|The ‘hiding’ of family-run businesses makes it more difficult to learn about their value. Two years ago, one of the two beloved daughters of Tan Hiep Phat family published a book revealing that a large group in the US wanted to buy Tan Hiep Phat at $2.5 billion.|
Lai Khiem, deputy general director of Biti’s, also confirmed that the company doesn’t intend to list shares or call for capital contributions.
The ‘hiding’ of family-run businesses makes it more difficult to learn about their value. Two years ago, one of the two beloved daughters of Tan Hiep Phat family published a book revealing that a large group in the US wanted to buy Tan Hiep Phat at $2.5 billion.
This was the only information about the business scale that investors have ever accessed.
According to Bui Tuan Minh, deputy CEO of Deloitte Vietnam, private businesses owned by a limited number of shareholders or by private businesses do not bear pressure from supervision and requirements on transparency.
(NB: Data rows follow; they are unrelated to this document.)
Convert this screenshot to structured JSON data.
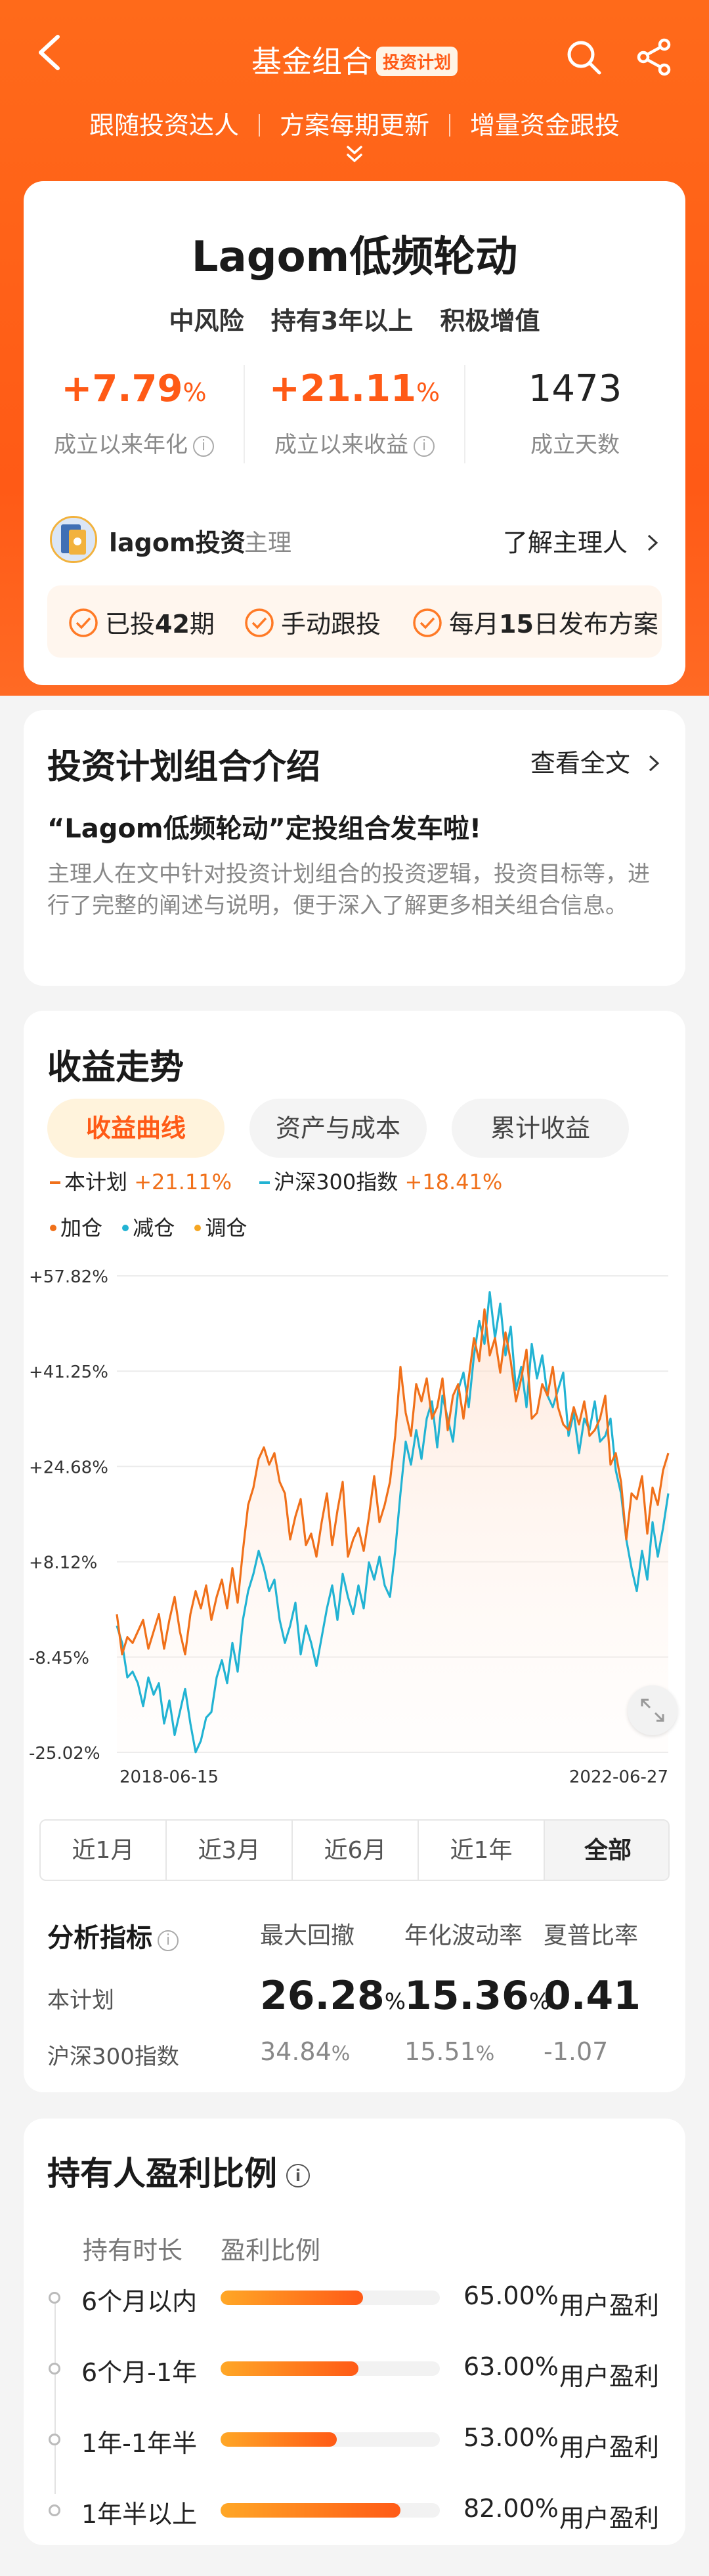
{
  "header": {
    "title": "基金组合",
    "tag": "投资计划",
    "slogans": [
      "跟随投资达人",
      "方案每期更新",
      "增量资金跟投"
    ]
  },
  "fund": {
    "name": "Lagom低频轮动",
    "tags": [
      "中风险",
      "持有3年以上",
      "积极增值"
    ],
    "metrics": [
      {
        "value": "+7.79",
        "unit": "%",
        "label": "成立以来年化"
      },
      {
        "value": "+21.11",
        "unit": "%",
        "label": "成立以来收益"
      },
      {
        "value": "1473",
        "unit": "",
        "label": "成立天数"
      }
    ],
    "manager": {
      "name": "lagom投资",
      "role": "主理",
      "link": "了解主理人"
    },
    "badges": [
      {
        "pre": "已投",
        "strong": "42",
        "post": "期"
      },
      {
        "pre": "手动跟投",
        "strong": "",
        "post": ""
      },
      {
        "pre": "每月",
        "strong": "15",
        "post": "日发布方案"
      }
    ]
  },
  "intro": {
    "title": "投资计划组合介绍",
    "more": "查看全文",
    "headline": "“Lagom低频轮动”定投组合发车啦!",
    "body": "主理人在文中针对投资计划组合的投资逻辑，投资目标等，进行了完整的阐述与说明，便于深入了解更多相关组合信息。"
  },
  "trend": {
    "title": "收益走势",
    "tabs": [
      "收益曲线",
      "资产与成本",
      "累计收益"
    ],
    "legend": [
      {
        "name": "本计划",
        "value": "+21.11%"
      },
      {
        "name": "沪深300指数",
        "value": "+18.41%"
      }
    ],
    "marks": [
      "加仓",
      "减仓",
      "调仓"
    ],
    "ranges": [
      "近1月",
      "近3月",
      "近6月",
      "近1年",
      "全部"
    ]
  },
  "colors": {
    "brand": "#ff5a16",
    "plan_line": "#f0701a",
    "index_line": "#22b3d3",
    "buy": "#f0701a",
    "sell": "#22b3d3",
    "adjust": "#f5a623"
  },
  "chart_data": {
    "type": "line",
    "title": "",
    "xlabel": "",
    "ylabel": "",
    "x_labels": [
      "2018-06-15",
      "2022-06-27"
    ],
    "y_ticks": [
      "+57.82%",
      "+41.25%",
      "+24.68%",
      "+8.12%",
      "-8.45%",
      "-25.02%"
    ],
    "ylim": [
      -25.02,
      57.82
    ],
    "grid": true,
    "series": [
      {
        "name": "本计划",
        "values": [
          -1,
          -8,
          -5,
          -6,
          -4,
          -2,
          -7,
          -4,
          -1,
          -7,
          -2,
          2,
          -4,
          -8,
          -1,
          3,
          0,
          4,
          -2,
          2,
          5,
          0,
          7,
          1,
          10,
          18,
          21,
          26,
          28,
          25,
          27,
          22,
          20,
          12,
          16,
          19,
          11,
          13,
          9,
          15,
          20,
          11,
          17,
          22,
          9,
          12,
          14,
          10,
          16,
          23,
          15,
          18,
          22,
          30,
          42,
          34,
          30,
          39,
          36,
          40,
          33,
          35,
          40,
          31,
          37,
          39,
          33,
          40,
          47,
          43,
          52,
          44,
          47,
          41,
          48,
          43,
          36,
          40,
          45,
          33,
          34,
          39,
          37,
          42,
          35,
          32,
          31,
          35,
          32,
          36,
          30,
          31,
          33,
          37,
          25,
          27,
          22,
          12,
          20,
          19,
          23,
          13,
          21,
          18,
          24,
          27
        ]
      },
      {
        "name": "沪深300指数",
        "values": [
          -3,
          -6,
          -12,
          -11,
          -13,
          -17,
          -12,
          -15,
          -13,
          -20,
          -16,
          -22,
          -18,
          -14,
          -20,
          -25,
          -23,
          -19,
          -18,
          -12,
          -9,
          -13,
          -6,
          -11,
          -2,
          3,
          6,
          10,
          7,
          3,
          5,
          -2,
          -6,
          -3,
          1,
          -8,
          -3,
          -6,
          -10,
          -5,
          0,
          4,
          -2,
          6,
          2,
          -1,
          4,
          0,
          8,
          5,
          9,
          4,
          2,
          10,
          20,
          29,
          25,
          31,
          26,
          33,
          36,
          28,
          37,
          33,
          29,
          38,
          41,
          35,
          44,
          50,
          46,
          55,
          47,
          53,
          44,
          49,
          38,
          42,
          35,
          46,
          40,
          44,
          37,
          35,
          38,
          41,
          30,
          34,
          27,
          33,
          31,
          36,
          29,
          30,
          33,
          24,
          20,
          12,
          7,
          3,
          10,
          5,
          15,
          9,
          14,
          20
        ]
      }
    ]
  },
  "analysis": {
    "title": "分析指标",
    "headers": [
      "最大回撤",
      "年化波动率",
      "夏普比率"
    ],
    "rows": [
      {
        "name": "本计划",
        "values": [
          "26.28",
          "15.36",
          "0.41"
        ],
        "units": [
          "%",
          "%",
          ""
        ]
      },
      {
        "name": "沪深300指数",
        "values": [
          "34.84",
          "15.51",
          "-1.07"
        ],
        "units": [
          "%",
          "%",
          ""
        ]
      }
    ]
  },
  "profit": {
    "title": "持有人盈利比例",
    "col_headers": [
      "持有时长",
      "盈利比例"
    ],
    "suffix": "用户盈利",
    "rows": [
      {
        "period": "6个月以内",
        "pct": "65.00%",
        "ratio": 0.65
      },
      {
        "period": "6个月-1年",
        "pct": "63.00%",
        "ratio": 0.63
      },
      {
        "period": "1年-1年半",
        "pct": "53.00%",
        "ratio": 0.53
      },
      {
        "period": "1年半以上",
        "pct": "82.00%",
        "ratio": 0.82
      }
    ]
  }
}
They don’t worry about the risk of being swallowed up by others, and they can make decisions quickly.
A report from the Hanoi Stock Exchange (HNX) showed that the biggest corporate bond issuers in H1 were enterprises related to the richest billionaires.
The managers of Sun Group, BRG and Vietjet, speaking at a meeting with Prime Minister Nguyen Xuan Phuc in mid-March, said they were facing difficulties.